However, the gender balance is far from being as good in the national pavilions, where the proportion of women is only 35%: of just over 200 participants, 75 are women.
In keeping with the general theme, the Danish pavilion features Heirloom (2019) by the Palestinian Larissa Sansour (born in 1973), a work that is uncharacteristically serious in tone. Through a film broadcast on two screens and a subtle installation, she speaks poignantly about forbears, inheritance, being uprooted and means of survival. The Swiss contributions, with the duo Pauline Boudry (born in 1972) and Renate Lorenz (born in 1963), and the French, with Laure Prouvost (born in 1978), show a certain lightness of touch. This is also true of the Lithuanian pavilion, designed by Rugilė Barzdžiukaitė (born in 1983), Vaiva Grainytė (born in 1984) and Lina Lapelytė (born in 1984). Crowned by the Golden Lion, this pavilion is at once joyous and strong in tone, while nevertheless evoking ecological disaster.
Let’s end this overview with the Australian pavilion, which is similar to the Lithuanian in that it valorises soundtrack and is filled with energy.
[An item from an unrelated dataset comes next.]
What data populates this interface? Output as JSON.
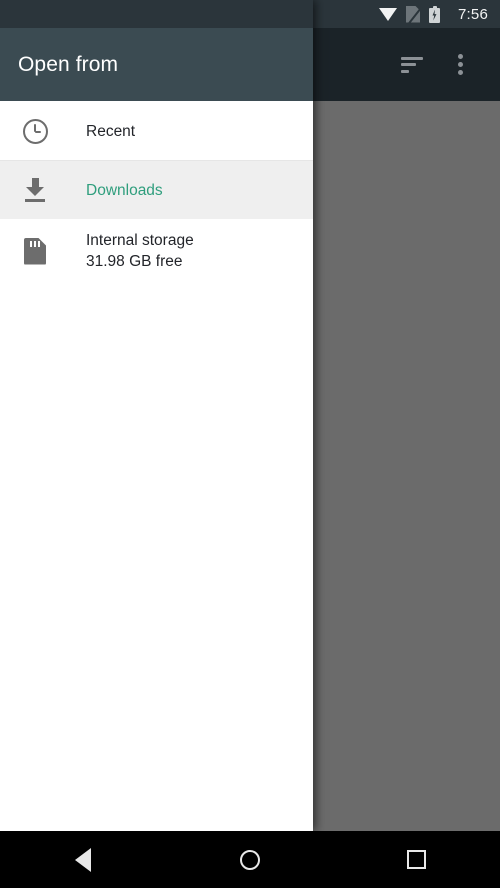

Designed by Angelica Mesiti (born in 1976), it welcomes the public into a circle: visitors gather round to watch on giant screens how the artist gives life to architectures of power and decision-making, namely a parliament where major legislative decisions are taken which directly affect the lives of citizens. The scenes filmed show protagonists – performers, dancers and musicians – poetically and happily occupying these spaces. This enlivening of places that are usually solemn and muted restores their democratic essence.
Angelica Mesiti, ASSEMBLY, 2019, production still, three-channel video installation, HD video projections, colour, six-channel mono sound, 25’, Australian Pavilion, Courtesy La Biennale di Venezia, © Photo: Magali Le Mens
This 2019 Biennale confirms that, when it is conscious and deliberate, the effort to achieve parity bears fruit: the international exhibition, which is half female, is an example that is unfortunately not very often followed by the national pavilions. It is to be hoped that this effort is not just a one-off action driven by the wishes expressed by the curator like the those he expressed about the announced climate warming. Regarding the artists operating through the prism of the impending ecological disaster, while all visitors are critical of the facts, little reflection is given to them with regard to their own behaviour in the context of the workings of this cultural event. Will those coming to the Biennale, regular users of airports, really have become more aware of the demaging effect of air travel and will they actually change their habits after seeing Y. Xiuzhen’s Trojan?
May You Live in Interesting Times, from 11 May to 24 November 2019 at the Giardini and Arsenale (Venice, Italy).